A bare-breasted Mammy shucks and jives while suckling two white baby dolls. A grass-skirted and grotesquely endowed young Sambo humps a watermelon. These are just some of the images that smack the audience in the face in Mixed Blood Theatre's bold and abrasive staging of Branden Jacob-Jenkins' "Neighbors." This raucous, visceral commentary on "post-racial" America clearly demonstrates that the edgy vision Jack Reuler launched at Mixed Blood 36 years ago remains alive and kicking.
Set in a "distorted present," "Neighbors" revolves around two families: the Pattersons and the Crows. African-American Richard Patterson, his white wife and biracial daughter are ensconced in upwardly mobile suburbia when the Crows, a family of black entertainers, move in across the street. Richard (Bruce A. Young) immediately senses danger, eyeing the Crows with a finely nuanced, bemused horror even as his wife and daughter welcome them to the neighborhood. What ensues is a layered, provocative and brazen exploration of race and its implications for a modern world.

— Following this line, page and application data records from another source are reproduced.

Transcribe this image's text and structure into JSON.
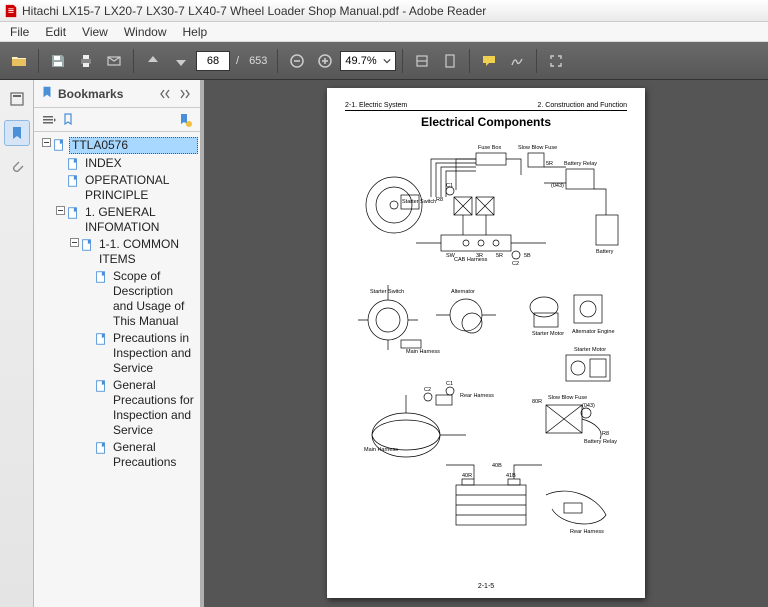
{
  "titlebar": {
    "text": "Hitachi LX15-7 LX20-7 LX30-7 LX40-7 Wheel Loader Shop Manual.pdf - Adobe Reader"
  },
  "menu": {
    "items": [
      "File",
      "Edit",
      "View",
      "Window",
      "Help"
    ]
  },
  "toolbar": {
    "page_current": "68",
    "page_sep": "/",
    "page_total": "653",
    "zoom_value": "49.7%"
  },
  "panel": {
    "title": "Bookmarks"
  },
  "bookmarks": [
    {
      "level": 0,
      "twisty": "minus",
      "label": "TTLA0576",
      "selected": true
    },
    {
      "level": 1,
      "twisty": "none",
      "label": "INDEX"
    },
    {
      "level": 1,
      "twisty": "none",
      "label": "OPERATIONAL PRINCIPLE"
    },
    {
      "level": 1,
      "twisty": "minus",
      "label": "1. GENERAL INFOMATION"
    },
    {
      "level": 2,
      "twisty": "minus",
      "label": "1-1. COMMON ITEMS"
    },
    {
      "level": 3,
      "twisty": "none",
      "label": "Scope of Description and Usage of This Manual"
    },
    {
      "level": 3,
      "twisty": "none",
      "label": "Precautions in Inspection and Service"
    },
    {
      "level": 3,
      "twisty": "none",
      "label": "General Precautions for Inspection and Service"
    },
    {
      "level": 3,
      "twisty": "none",
      "label": "General Precautions"
    }
  ],
  "page": {
    "header_left": "2-1. Electric System",
    "header_right": "2. Construction and Function",
    "title": "Electrical Components",
    "footer": "2-1-5",
    "labels": {
      "fuse_box": "Fuse Box",
      "slow_blow_fuse": "Slow Blow Fuse",
      "battery_relay": "Battery Relay",
      "starter_switch": "Starter Switch",
      "c1": "C1",
      "c2": "C2",
      "r8": "R8",
      "sw": "SW",
      "battery": "Battery",
      "cab_harness": "CAB Harness",
      "alternator": "Alternator",
      "starter_motor": "Starter Motor",
      "alternator_engine": "Alternator Engine",
      "main_harness": "Main Harness",
      "rear_harness": "Rear Harness",
      "d43": "(043)",
      "num_3r": "3R",
      "num_5b": "5B",
      "num_5r": "5R",
      "num_40b": "40B",
      "num_40r": "40R",
      "num_41b": "41B",
      "num_80r": "80R"
    }
  }
}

Jacob-Jenkins, winner of the 2011 Paula Vogel Playwriting Award, demonstrates an uncanny knack for pushing comic images and suggestions right up to the edge and then letting them tumble over into vicious satire. From the exaggerated blackface makeup to the doorbell that chimes the refrain of "Dixie," the Crow family is a lively conglomeration of every itchy and uncomfortable stereotype that permeates American culture. Over the course of the play the Crows shred all the conventions of postracial harmony that the Pattersons have tried so hard to create.
Director Nataki Garrett, who previously directed "Neighbors" in 2010 for Los Angeles' Matrix Theatre Company, is aided by a solid cast in this high-energy production. Sarah Agnew gives an appealing turn as Richard's loquacious, vaguely unhappy wife, who is slowly wooed into the Crows' orbit by Zip (played with sinister charm by Thomas W. Jones II). Shawn Hamilton (who stepped in at the last minute to replace the ailing Warren Bowles) brings incisive wit and outrageous vulgarity to the role of Mammy, the impresario of the Crow family minstrel show. Tatiana Williams, as Topsy, is mesmerizing in a lightning-fast mélange of black female entertainers, while other fine performances are offered by Brittany Bradford, Christian Gibbs and Chris Hampton.
"Neighbors," which also kicks off Mixed Blood's Radical Hospitality initiative of expanded access through free admission, is no walk in the park. A few patrons left during Wednesday night's performance, an occurrence sure to be repeated. Jacob-Jenkins' play pulls no punches as it peels back painful layers of assumption and deception, stimulating a conversation that isn't new but has rarely been conducted in such a palpably raw fashion. Mixed Blood throws down the gauntlet in this one and dares its audience to step up.
Lisa Brock writes regularly about theater.